Danger: Publishing

Let’s see if I can post from my handheld, or hiptop, or Sidekick II, or whatever Danger is calling them these days. On my WordPress 1.5 blog I can save a draft but it won’t go into Publish status until I use a regular browser or update the database entry.

I am standing outside right now, enjoying the sunny Kentucky day and looking forward to a 5-day trip to Vermont to see family and, I hope, friends. I am really looking forward to martinis with my grandfather.

WPMU Day 2

It’s true: when I don’t have anything to tweak, I have no choice but to publish.

I asked someone last week at a coffee shop, “do you publish?” What I intended by that was to find out if he blogged. The word “blog” is so ugly and faddish, I can’t bring myself to use it in public. In fact, I don’t ever want to use it as a verb for the rest of my life. I could be alone in this feeling but I doubt that I am.

I started bl publishing on Blogger about fourteen months ago. My condition in life was pretty poor and the people I knew were not receptive to discussion about it, so I found other channels. When the inspiration to write would ebb, I would delve into the Blogger templating system and try to do tricks with my blog. When I ran out of template tags to play with, I looked around for a more complex blogging tool.

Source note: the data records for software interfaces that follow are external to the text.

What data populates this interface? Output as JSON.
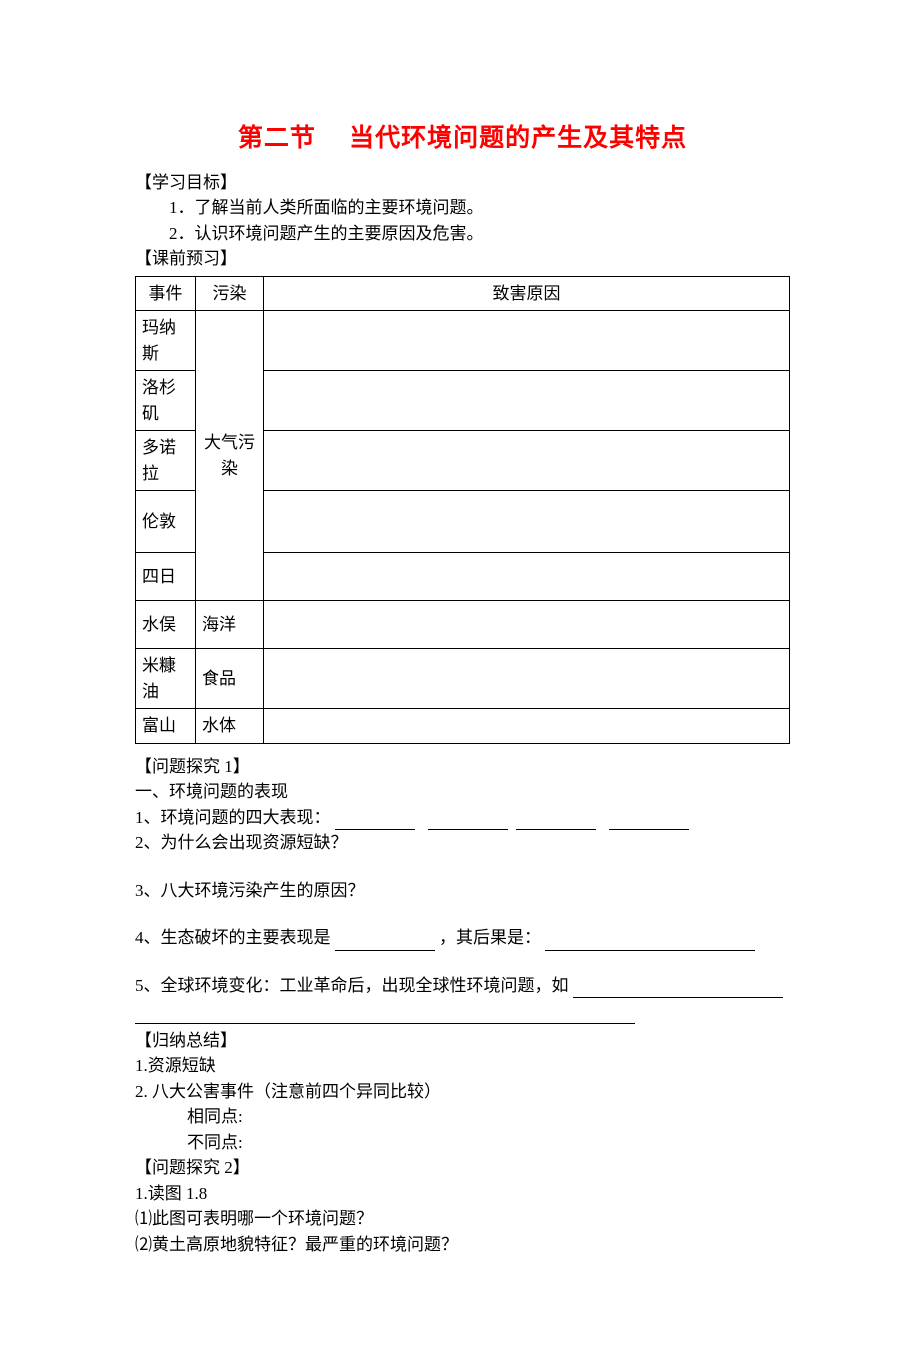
{
  "title": "第二节　 当代环境问题的产生及其特点",
  "labels": {
    "learning_goal": "【学习目标】",
    "preview": "【课前预习】",
    "inquiry1": "【问题探究 1】",
    "summary": "【归纳总结】",
    "inquiry2": "【问题探究 2】"
  },
  "goals": [
    "1．了解当前人类所面临的主要环境问题。",
    "2．认识环境问题产生的主要原因及危害。"
  ],
  "table": {
    "headers": {
      "event": "事件",
      "pollution": "污染",
      "cause": "致害原因"
    },
    "rows": [
      {
        "event": "玛纳斯",
        "pollution": "",
        "cause": ""
      },
      {
        "event": "洛杉矶",
        "pollution": "",
        "cause": ""
      },
      {
        "event": "多诺拉",
        "pollution": "",
        "cause": ""
      },
      {
        "event": "伦敦",
        "pollution": "",
        "cause": ""
      },
      {
        "event": "四日",
        "pollution": "",
        "cause": ""
      },
      {
        "event": "水俣",
        "pollution": "海洋",
        "cause": ""
      },
      {
        "event": "米糠油",
        "pollution": "食品",
        "cause": ""
      },
      {
        "event": "富山",
        "pollution": "水体",
        "cause": ""
      }
    ],
    "merged_pollution": "大气污染"
  },
  "inquiry1": {
    "heading": "一、环境问题的表现",
    "q1_prefix": "1、环境问题的四大表现：",
    "q2": "2、为什么会出现资源短缺？",
    "q3": "3、八大环境污染产生的原因？",
    "q4_pre": "4、生态破坏的主要表现是",
    "q4_mid": "，其后果是：",
    "q5_pre": "5、全球环境变化：工业革命后，出现全球性环境问题，如"
  },
  "summary": {
    "s1": "1.资源短缺",
    "s2": "2. 八大公害事件（注意前四个异同比较）",
    "s2a": "相同点:",
    "s2b": "不同点:"
  },
  "inquiry2": {
    "q1": "1.读图 1.8",
    "q1a": "⑴此图可表明哪一个环境问题？",
    "q1b": "⑵黄土高原地貌特征？最严重的环境问题？"
  }
}
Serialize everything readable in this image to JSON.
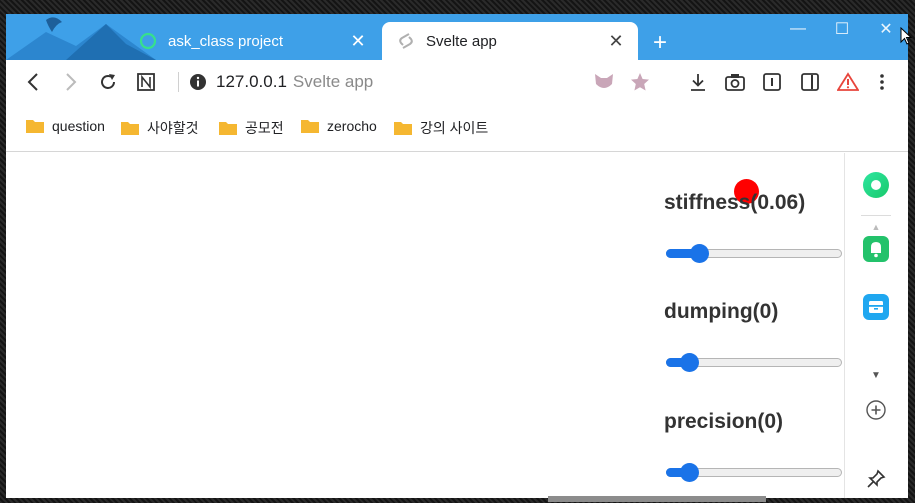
{
  "tabs": [
    {
      "title": "ask_class project",
      "active": false,
      "icon": "ring-icon"
    },
    {
      "title": "Svelte app",
      "active": true,
      "icon": "svelte-icon"
    }
  ],
  "window_controls": {
    "minimize": "—",
    "maximize": "☐",
    "close": "✕"
  },
  "new_tab_label": "+",
  "tab_close_label": "✕",
  "address_bar": {
    "host": "127.0.0.1",
    "page_title": "Svelte app"
  },
  "bookmarks": [
    "question",
    "사야할것",
    "공모전",
    "zerocho",
    "강의 사이트"
  ],
  "controls": [
    {
      "label": "stiffness(0.06)",
      "value": 0.06,
      "slider_fraction": 0.15
    },
    {
      "label": "dumping(0)",
      "value": 0,
      "slider_fraction": 0.09
    },
    {
      "label": "precision(0)",
      "value": 0,
      "slider_fraction": 0.09
    }
  ],
  "colors": {
    "tabstrip": "#3ea0e8",
    "accent": "#1a73e8",
    "dot": "#ff0000",
    "folder": "#f5b731"
  },
  "sidepanel_icons": [
    "green-circle-icon",
    "bell-icon",
    "archive-icon",
    "chevron-down-icon",
    "plus-icon",
    "pin-icon"
  ]
}
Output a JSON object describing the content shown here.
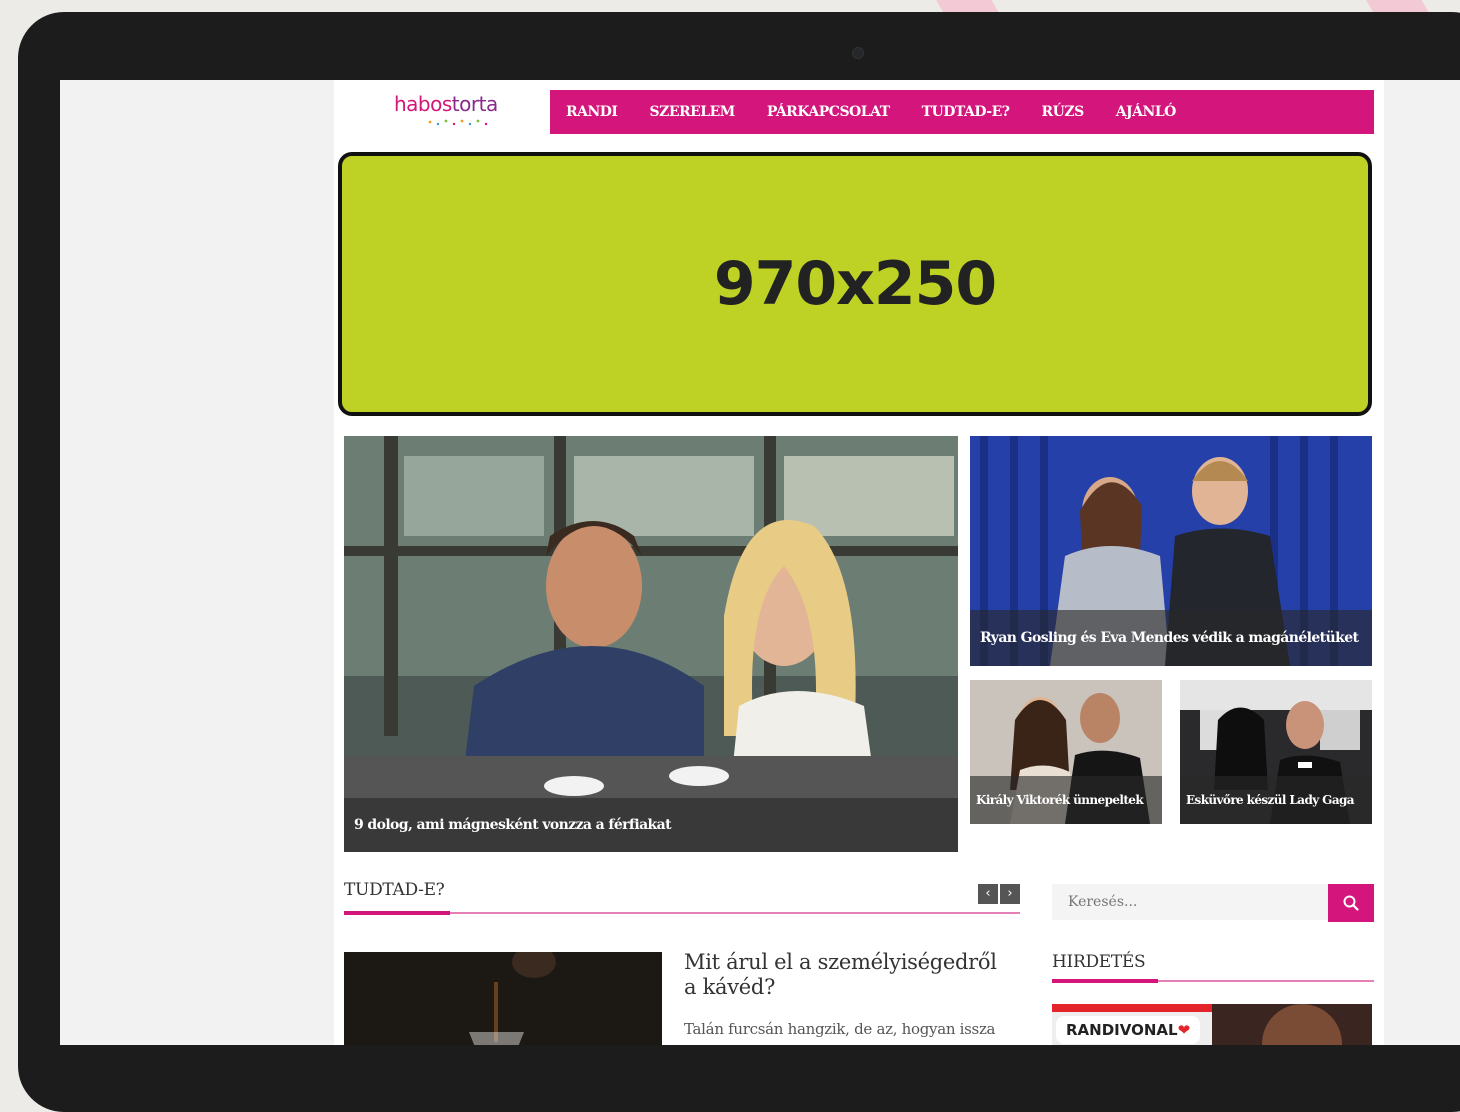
{
  "site": {
    "logo_part1": "habos",
    "logo_part2": "torta"
  },
  "nav": {
    "items": [
      "RANDI",
      "SZERELEM",
      "PÁRKAPCSOLAT",
      "TUDTAD-E?",
      "RÚZS",
      "AJÁNLÓ"
    ]
  },
  "ad": {
    "size_label": "970x250"
  },
  "featured": {
    "main": {
      "caption": "9 dolog, ami mágnesként vonzza a férfiakat"
    },
    "top_right": {
      "caption": "Ryan Gosling és Eva Mendes védik a magánéletüket"
    },
    "bottom_left": {
      "caption": "Király Viktorék ünnepeltek"
    },
    "bottom_right": {
      "caption": "Esküvőre készül Lady Gaga"
    }
  },
  "section": {
    "title": "TUDTAD-E?",
    "prev_icon": "chevron-left-icon",
    "next_icon": "chevron-right-icon",
    "article": {
      "title": "Mit árul el a személyiségedről a kávéd?",
      "excerpt": "Talán furcsán hangzik, de az, hogyan issza"
    }
  },
  "sidebar": {
    "search_placeholder": "Keresés...",
    "search_icon": "search-icon",
    "ad_title": "HIRDETÉS",
    "banner_logo": "RANDIVONAL"
  },
  "colors": {
    "brand_pink": "#d4157b",
    "ad_green": "#bed225"
  }
}
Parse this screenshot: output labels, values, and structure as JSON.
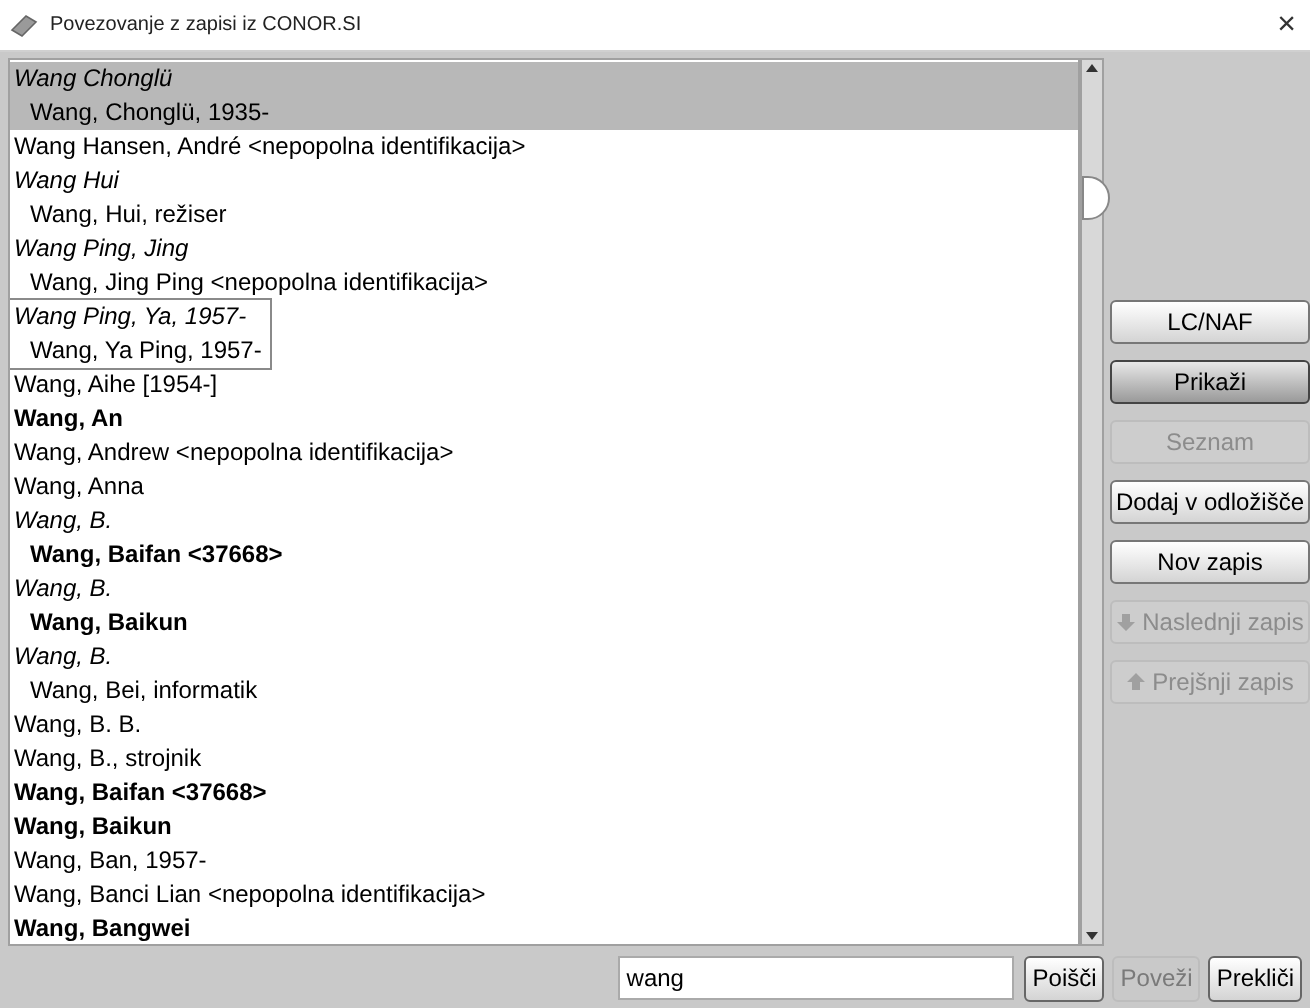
{
  "window": {
    "title": "Povezovanje z zapisi iz CONOR.SI",
    "close": "×"
  },
  "entries": [
    {
      "text": "Wang Chonglü",
      "kind": "italic",
      "selected": true,
      "focused": false,
      "children": [
        {
          "text": "Wang, Chonglü, 1935-",
          "kind": "normal"
        }
      ]
    },
    {
      "text": "Wang Hansen, André <nepopolna identifikacija>",
      "kind": "normal",
      "selected": false,
      "focused": false
    },
    {
      "text": "Wang Hui",
      "kind": "italic",
      "selected": false,
      "focused": false,
      "children": [
        {
          "text": "Wang, Hui, režiser",
          "kind": "normal"
        }
      ]
    },
    {
      "text": "Wang Ping, Jing",
      "kind": "italic",
      "selected": false,
      "focused": false,
      "children": [
        {
          "text": "Wang, Jing Ping <nepopolna identifikacija>",
          "kind": "normal"
        }
      ]
    },
    {
      "text": "Wang Ping, Ya, 1957-",
      "kind": "italic",
      "selected": false,
      "focused": true,
      "children": [
        {
          "text": "Wang, Ya Ping, 1957-",
          "kind": "normal"
        }
      ]
    },
    {
      "text": "Wang, Aihe [1954-]",
      "kind": "normal",
      "selected": false,
      "focused": false
    },
    {
      "text": "Wang, An",
      "kind": "bold",
      "selected": false,
      "focused": false
    },
    {
      "text": "Wang, Andrew <nepopolna identifikacija>",
      "kind": "normal",
      "selected": false,
      "focused": false
    },
    {
      "text": "Wang, Anna",
      "kind": "normal",
      "selected": false,
      "focused": false
    },
    {
      "text": "Wang, B.",
      "kind": "italic",
      "selected": false,
      "focused": false,
      "children": [
        {
          "text": "Wang, Baifan <37668>",
          "kind": "bold"
        }
      ]
    },
    {
      "text": "Wang, B.",
      "kind": "italic",
      "selected": false,
      "focused": false,
      "children": [
        {
          "text": "Wang, Baikun",
          "kind": "bold"
        }
      ]
    },
    {
      "text": "Wang, B.",
      "kind": "italic",
      "selected": false,
      "focused": false,
      "children": [
        {
          "text": "Wang, Bei, informatik",
          "kind": "normal"
        }
      ]
    },
    {
      "text": "Wang, B. B.",
      "kind": "normal",
      "selected": false,
      "focused": false
    },
    {
      "text": "Wang, B., strojnik",
      "kind": "normal",
      "selected": false,
      "focused": false
    },
    {
      "text": "Wang, Baifan <37668>",
      "kind": "bold",
      "selected": false,
      "focused": false
    },
    {
      "text": "Wang, Baikun",
      "kind": "bold",
      "selected": false,
      "focused": false
    },
    {
      "text": "Wang, Ban, 1957-",
      "kind": "normal",
      "selected": false,
      "focused": false
    },
    {
      "text": "Wang, Banci Lian <nepopolna identifikacija>",
      "kind": "normal",
      "selected": false,
      "focused": false
    },
    {
      "text": "Wang, Bangwei",
      "kind": "bold",
      "selected": false,
      "focused": false
    }
  ],
  "side_buttons": [
    {
      "label": "LC/NAF",
      "kind": "plain",
      "disabled": false,
      "default": false
    },
    {
      "label": "Prikaži",
      "kind": "plain",
      "disabled": false,
      "default": true
    },
    {
      "label": "Seznam",
      "kind": "plain",
      "disabled": true,
      "default": false
    },
    {
      "label": "Dodaj v odložišče",
      "kind": "plain",
      "disabled": false,
      "default": false
    },
    {
      "label": "Nov zapis",
      "kind": "plain",
      "disabled": false,
      "default": false
    },
    {
      "label": "Naslednji zapis",
      "kind": "next",
      "disabled": true,
      "default": false
    },
    {
      "label": "Prejšnji zapis",
      "kind": "previous",
      "disabled": true,
      "default": false
    }
  ],
  "search": {
    "value": "wang"
  },
  "bottom_buttons": [
    {
      "label": "Poišči",
      "disabled": false
    },
    {
      "label": "Poveži",
      "disabled": true
    },
    {
      "label": "Prekliči",
      "disabled": false
    }
  ]
}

Enter WordPress, stage “hell yeah!” Here was a tool that led me to learn PHP, MySQL, some Apache tricks and a fair amount of Linux. Today, I operate four publicly accessible WordPress sites (personal, testing, BOTD and this) and a few local copies for development on my laptop. Scripts I have written or hacked (especially this) are downloaded several times daily and if I ever saw how many times they ran each day on different servers, I would probably have to go outside and lie down in the grass.

Today I am working on several projects, some new and some old. The older scripts and plugins need maintenance, optimization and new features. The new ones get more ambitious each time. Right now I’m trying to wrap all of PHP into a secure, form-based package so that non-programmers can customize their sites without risk of corrupting data or exposing critical system functions to untrusted users.

I haven’t even mentioned the best part of this whole story: I get so much pleasure out of what I am doing, I can hardly tear myself away to sleep after a 16-hour day of it. The downside is that because I fend for myself at home, I must find time for things like folding laundry and cooking meals. One day I’ll find someone to watch over me.

Being a Multi-User user

I am not the first person to write on this topic but it bears attention. Moving from WordPress 1.5 Strayhorn to WPMU is like moving from a stunt plane to a locomotive. Where before I could tweak and break any part of my blog, now I am barred from editing any PHP: the theme, the plugins, all are out of my reach. Some folks might not like that but for me, it’s a blessing. My Strayhorn admin pages would dance around my screen like little devils taunting and tempting me to tweak one thing or another. Now it’s “out of sight, out of mind.” Now it’s all about blogging and it’s full steam ahead!